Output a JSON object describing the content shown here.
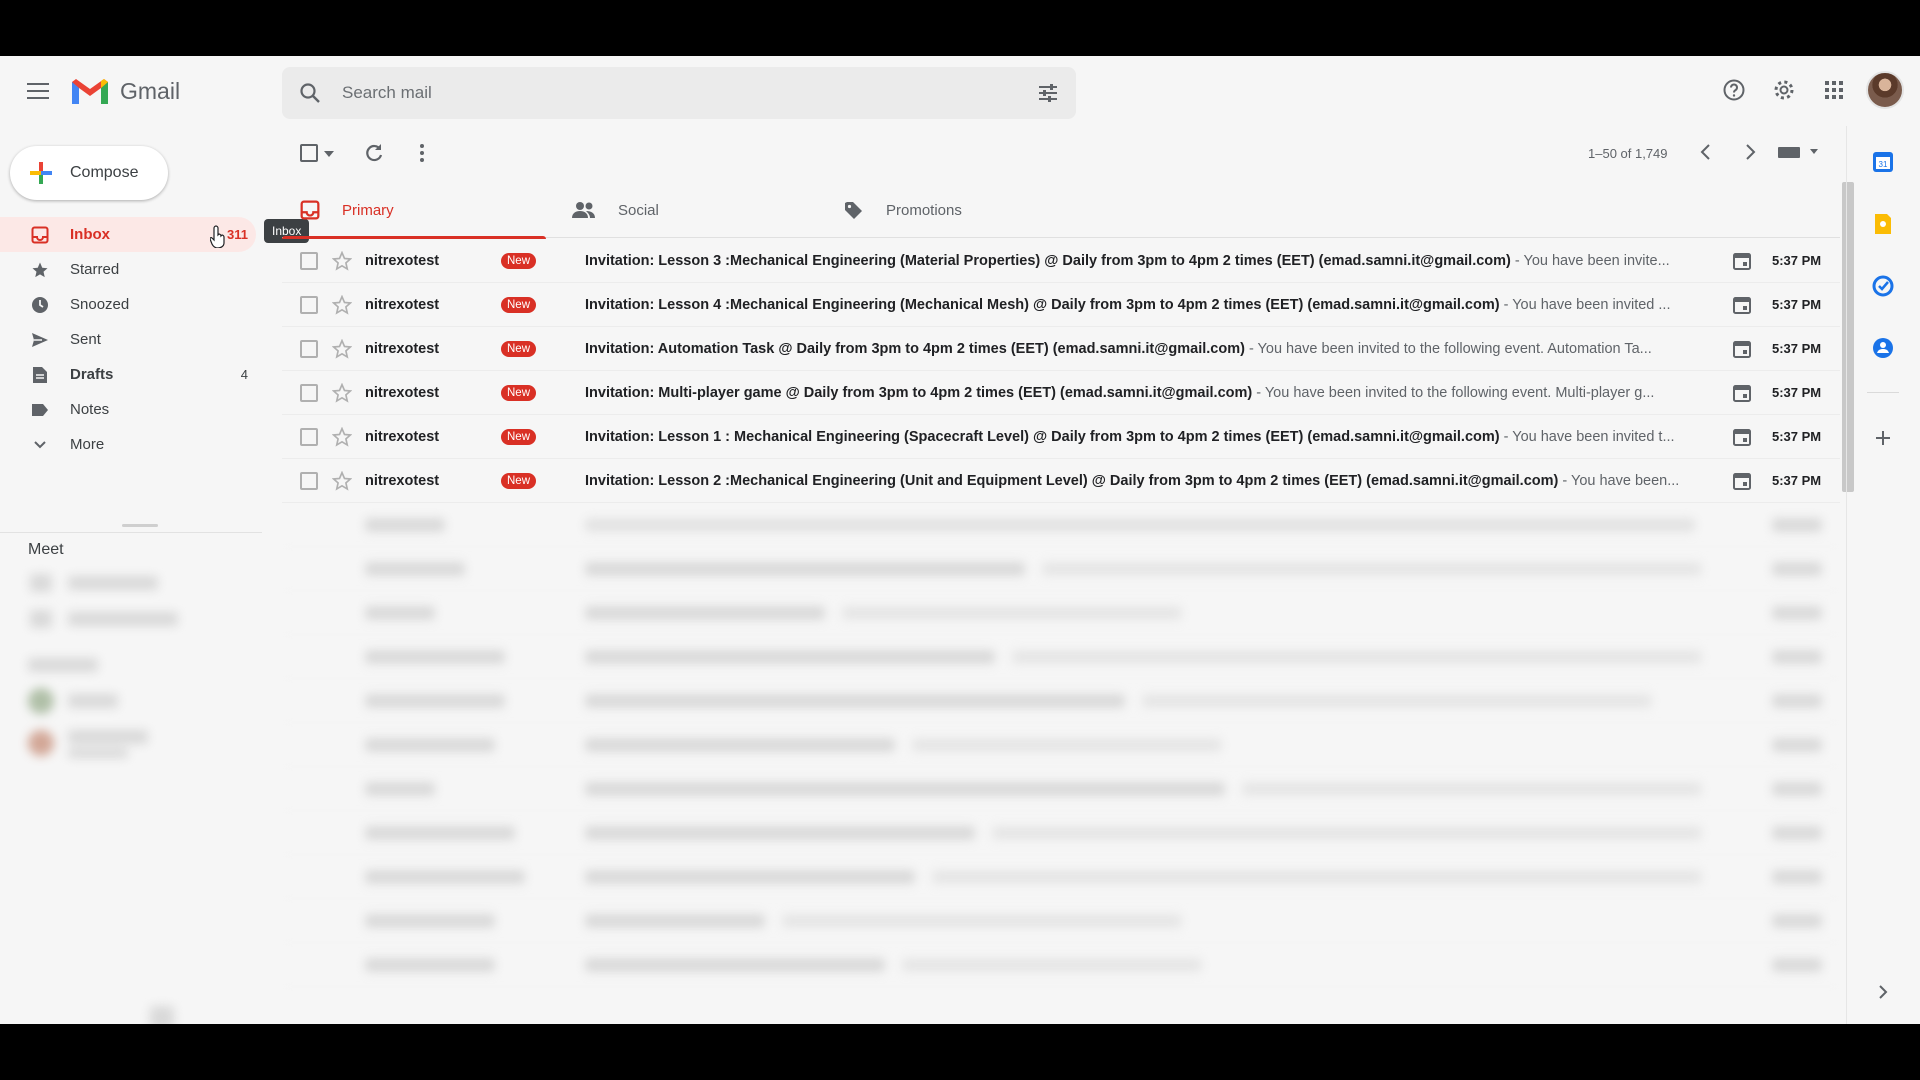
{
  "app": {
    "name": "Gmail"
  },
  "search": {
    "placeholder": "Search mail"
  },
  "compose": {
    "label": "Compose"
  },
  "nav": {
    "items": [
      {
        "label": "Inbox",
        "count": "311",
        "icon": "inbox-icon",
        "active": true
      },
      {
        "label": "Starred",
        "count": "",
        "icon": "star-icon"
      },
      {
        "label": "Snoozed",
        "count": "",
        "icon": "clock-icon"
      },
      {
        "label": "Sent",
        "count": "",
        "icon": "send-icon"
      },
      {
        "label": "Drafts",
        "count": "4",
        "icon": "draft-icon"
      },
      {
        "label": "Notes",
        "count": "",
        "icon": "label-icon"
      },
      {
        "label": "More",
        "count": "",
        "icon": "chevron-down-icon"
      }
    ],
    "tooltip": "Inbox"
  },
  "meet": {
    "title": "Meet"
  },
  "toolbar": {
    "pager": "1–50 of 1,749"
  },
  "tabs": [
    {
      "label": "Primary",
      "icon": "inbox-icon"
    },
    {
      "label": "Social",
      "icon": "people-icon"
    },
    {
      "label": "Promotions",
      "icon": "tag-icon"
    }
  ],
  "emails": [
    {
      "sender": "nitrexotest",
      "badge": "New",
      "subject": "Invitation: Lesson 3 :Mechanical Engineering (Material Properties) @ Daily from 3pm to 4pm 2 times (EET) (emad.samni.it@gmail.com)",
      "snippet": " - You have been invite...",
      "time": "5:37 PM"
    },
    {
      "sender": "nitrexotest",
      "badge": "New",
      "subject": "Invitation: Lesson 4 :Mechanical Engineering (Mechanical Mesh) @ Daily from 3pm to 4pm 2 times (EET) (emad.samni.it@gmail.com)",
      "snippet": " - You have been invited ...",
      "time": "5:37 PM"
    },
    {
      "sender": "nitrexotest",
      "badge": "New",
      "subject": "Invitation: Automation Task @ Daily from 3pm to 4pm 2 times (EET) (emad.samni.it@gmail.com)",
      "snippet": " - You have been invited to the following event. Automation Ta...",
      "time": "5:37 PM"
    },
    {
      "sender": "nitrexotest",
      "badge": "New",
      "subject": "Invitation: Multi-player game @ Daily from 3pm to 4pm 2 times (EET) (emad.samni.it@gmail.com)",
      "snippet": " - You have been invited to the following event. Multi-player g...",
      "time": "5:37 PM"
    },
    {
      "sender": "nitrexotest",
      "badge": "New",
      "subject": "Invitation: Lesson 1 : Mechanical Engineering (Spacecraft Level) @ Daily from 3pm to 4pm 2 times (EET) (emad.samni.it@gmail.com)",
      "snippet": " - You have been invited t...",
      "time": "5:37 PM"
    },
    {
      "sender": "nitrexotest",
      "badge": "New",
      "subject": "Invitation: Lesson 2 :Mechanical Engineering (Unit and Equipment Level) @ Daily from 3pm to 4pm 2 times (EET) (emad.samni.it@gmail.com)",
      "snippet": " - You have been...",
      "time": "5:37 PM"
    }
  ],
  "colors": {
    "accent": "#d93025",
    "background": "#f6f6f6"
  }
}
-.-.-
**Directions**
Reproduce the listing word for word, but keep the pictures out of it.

**Solved problem**
Output a JSON object describing the content shown here.
{
  "app": {
    "name": "Gmail"
  },
  "search": {
    "placeholder": "Search mail"
  },
  "compose": {
    "label": "Compose"
  },
  "nav": {
    "items": [
      {
        "label": "Inbox",
        "count": "311",
        "icon": "inbox-icon",
        "active": true
      },
      {
        "label": "Starred",
        "count": "",
        "icon": "star-icon"
      },
      {
        "label": "Snoozed",
        "count": "",
        "icon": "clock-icon"
      },
      {
        "label": "Sent",
        "count": "",
        "icon": "send-icon"
      },
      {
        "label": "Drafts",
        "count": "4",
        "icon": "draft-icon"
      },
      {
        "label": "Notes",
        "count": "",
        "icon": "label-icon"
      },
      {
        "label": "More",
        "count": "",
        "icon": "chevron-down-icon"
      }
    ],
    "tooltip": "Inbox"
  },
  "meet": {
    "title": "Meet"
  },
  "toolbar": {
    "pager": "1–50 of 1,749"
  },
  "tabs": [
    {
      "label": "Primary",
      "icon": "inbox-icon"
    },
    {
      "label": "Social",
      "icon": "people-icon"
    },
    {
      "label": "Promotions",
      "icon": "tag-icon"
    }
  ],
  "emails": [
    {
      "sender": "nitrexotest",
      "badge": "New",
      "subject": "Invitation: Lesson 3 :Mechanical Engineering (Material Properties) @ Daily from 3pm to 4pm 2 times (EET) (emad.samni.it@gmail.com)",
      "snippet": " - You have been invite...",
      "time": "5:37 PM"
    },
    {
      "sender": "nitrexotest",
      "badge": "New",
      "subject": "Invitation: Lesson 4 :Mechanical Engineering (Mechanical Mesh) @ Daily from 3pm to 4pm 2 times (EET) (emad.samni.it@gmail.com)",
      "snippet": " - You have been invited ...",
      "time": "5:37 PM"
    },
    {
      "sender": "nitrexotest",
      "badge": "New",
      "subject": "Invitation: Automation Task @ Daily from 3pm to 4pm 2 times (EET) (emad.samni.it@gmail.com)",
      "snippet": " - You have been invited to the following event. Automation Ta...",
      "time": "5:37 PM"
    },
    {
      "sender": "nitrexotest",
      "badge": "New",
      "subject": "Invitation: Multi-player game @ Daily from 3pm to 4pm 2 times (EET) (emad.samni.it@gmail.com)",
      "snippet": " - You have been invited to the following event. Multi-player g...",
      "time": "5:37 PM"
    },
    {
      "sender": "nitrexotest",
      "badge": "New",
      "subject": "Invitation: Lesson 1 : Mechanical Engineering (Spacecraft Level) @ Daily from 3pm to 4pm 2 times (EET) (emad.samni.it@gmail.com)",
      "snippet": " - You have been invited t...",
      "time": "5:37 PM"
    },
    {
      "sender": "nitrexotest",
      "badge": "New",
      "subject": "Invitation: Lesson 2 :Mechanical Engineering (Unit and Equipment Level) @ Daily from 3pm to 4pm 2 times (EET) (emad.samni.it@gmail.com)",
      "snippet": " - You have been...",
      "time": "5:37 PM"
    }
  ],
  "colors": {
    "accent": "#d93025",
    "background": "#f6f6f6"
  }
}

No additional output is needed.